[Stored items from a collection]

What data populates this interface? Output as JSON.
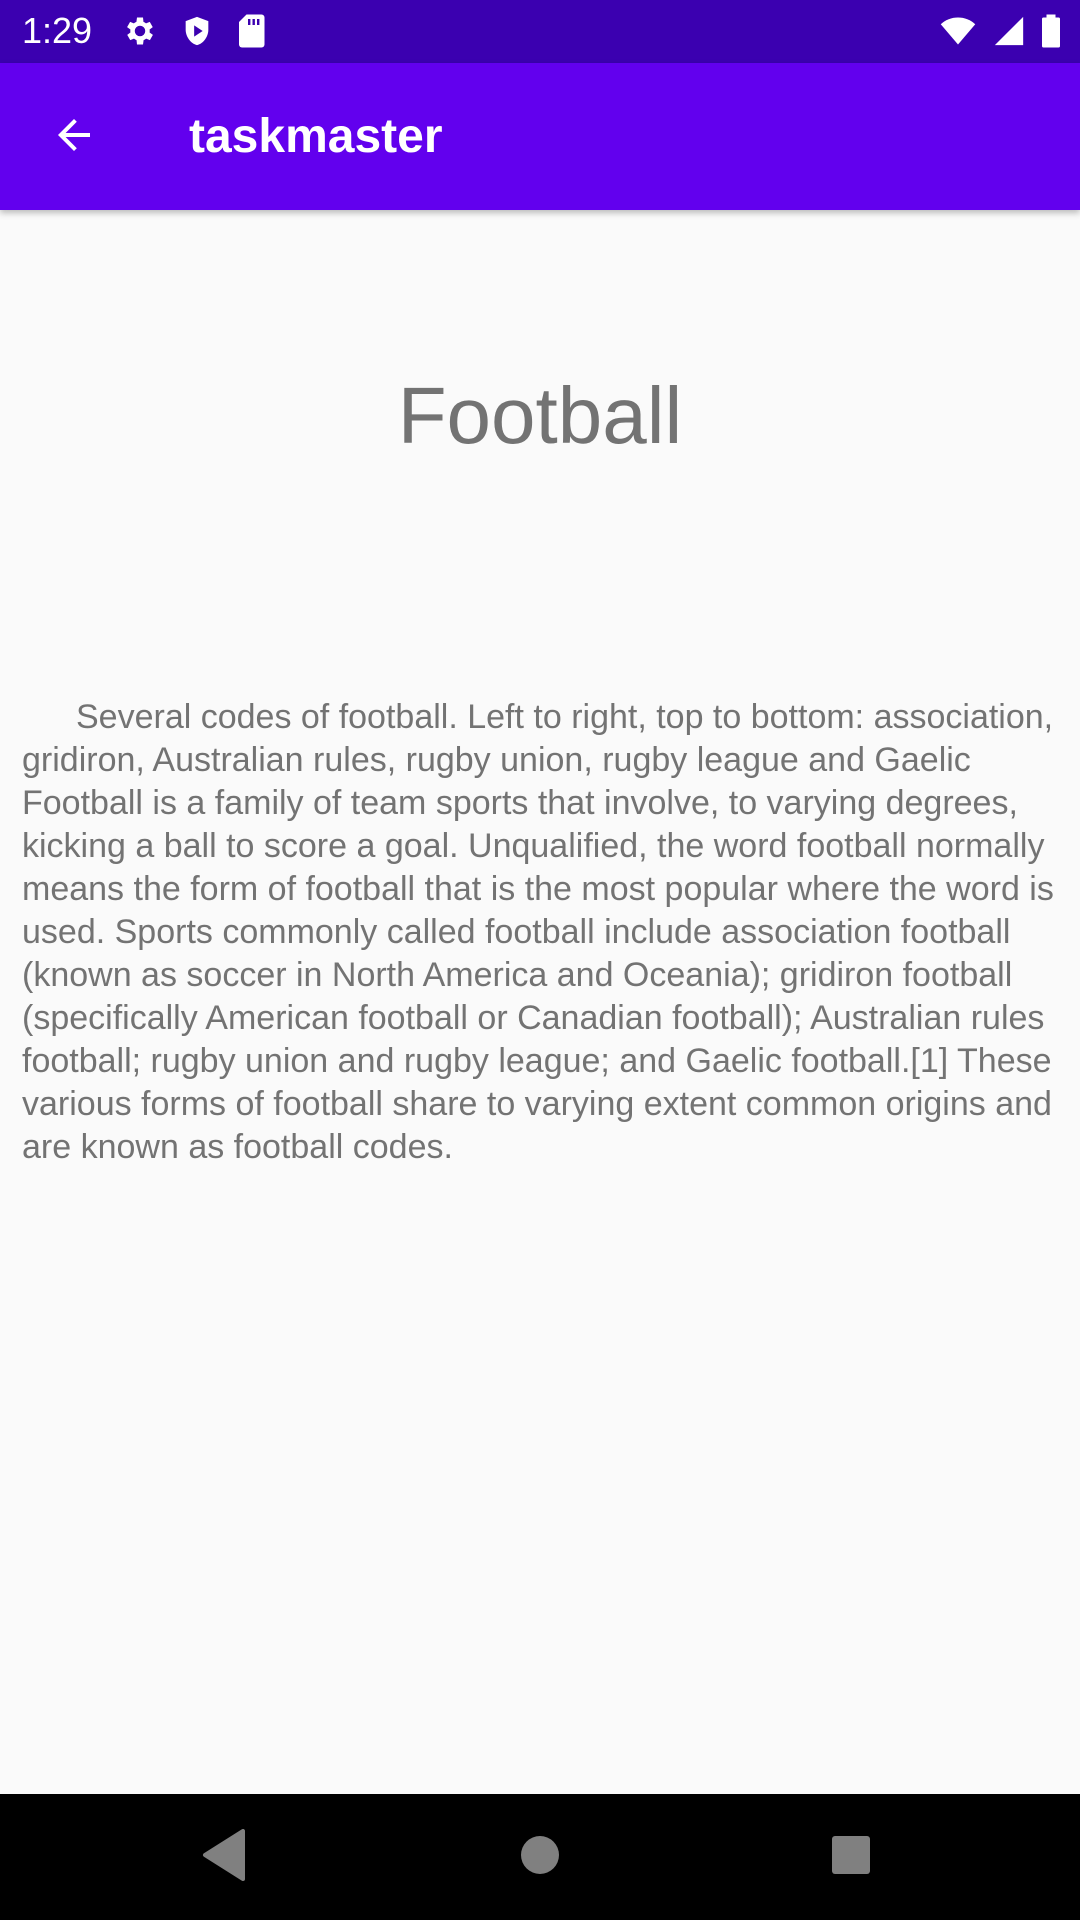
{
  "status_bar": {
    "time": "1:29",
    "left_icons": [
      "settings-icon",
      "shield-play-icon",
      "sd-card-icon"
    ],
    "right_icons": [
      "wifi-icon",
      "cell-signal-icon",
      "battery-icon"
    ],
    "background": "#3b00b0"
  },
  "app_bar": {
    "title": "taskmaster",
    "background": "#6200ee",
    "back_icon": "arrow-back-icon"
  },
  "task": {
    "title": "Football",
    "body": "Several codes of football. Left to right, top to bottom: association, gridiron, Australian rules, rugby union, rugby league and Gaelic Football is a family of team sports that involve, to varying degrees, kicking a ball to score a goal. Unqualified, the word football normally means the form of football that is the most popular where the word is used. Sports commonly called football include association football (known as soccer in North America and Oceania); gridiron football (specifically American football or Canadian football); Australian rules football; rugby union and rugby league; and Gaelic football.[1] These various forms of football share to varying extent common origins and are known as football codes."
  },
  "nav_bar": {
    "buttons": [
      "back-triangle-icon",
      "home-circle-icon",
      "recents-square-icon"
    ]
  }
}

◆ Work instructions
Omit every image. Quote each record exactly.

◆ Response to this task
What data populates this interface? Output as JSON.
{
  "status_bar": {
    "time": "1:29",
    "left_icons": [
      "settings-icon",
      "shield-play-icon",
      "sd-card-icon"
    ],
    "right_icons": [
      "wifi-icon",
      "cell-signal-icon",
      "battery-icon"
    ],
    "background": "#3b00b0"
  },
  "app_bar": {
    "title": "taskmaster",
    "background": "#6200ee",
    "back_icon": "arrow-back-icon"
  },
  "task": {
    "title": "Football",
    "body": "Several codes of football. Left to right, top to bottom: association, gridiron, Australian rules, rugby union, rugby league and Gaelic Football is a family of team sports that involve, to varying degrees, kicking a ball to score a goal. Unqualified, the word football normally means the form of football that is the most popular where the word is used. Sports commonly called football include association football (known as soccer in North America and Oceania); gridiron football (specifically American football or Canadian football); Australian rules football; rugby union and rugby league; and Gaelic football.[1] These various forms of football share to varying extent common origins and are known as football codes."
  },
  "nav_bar": {
    "buttons": [
      "back-triangle-icon",
      "home-circle-icon",
      "recents-square-icon"
    ]
  }
}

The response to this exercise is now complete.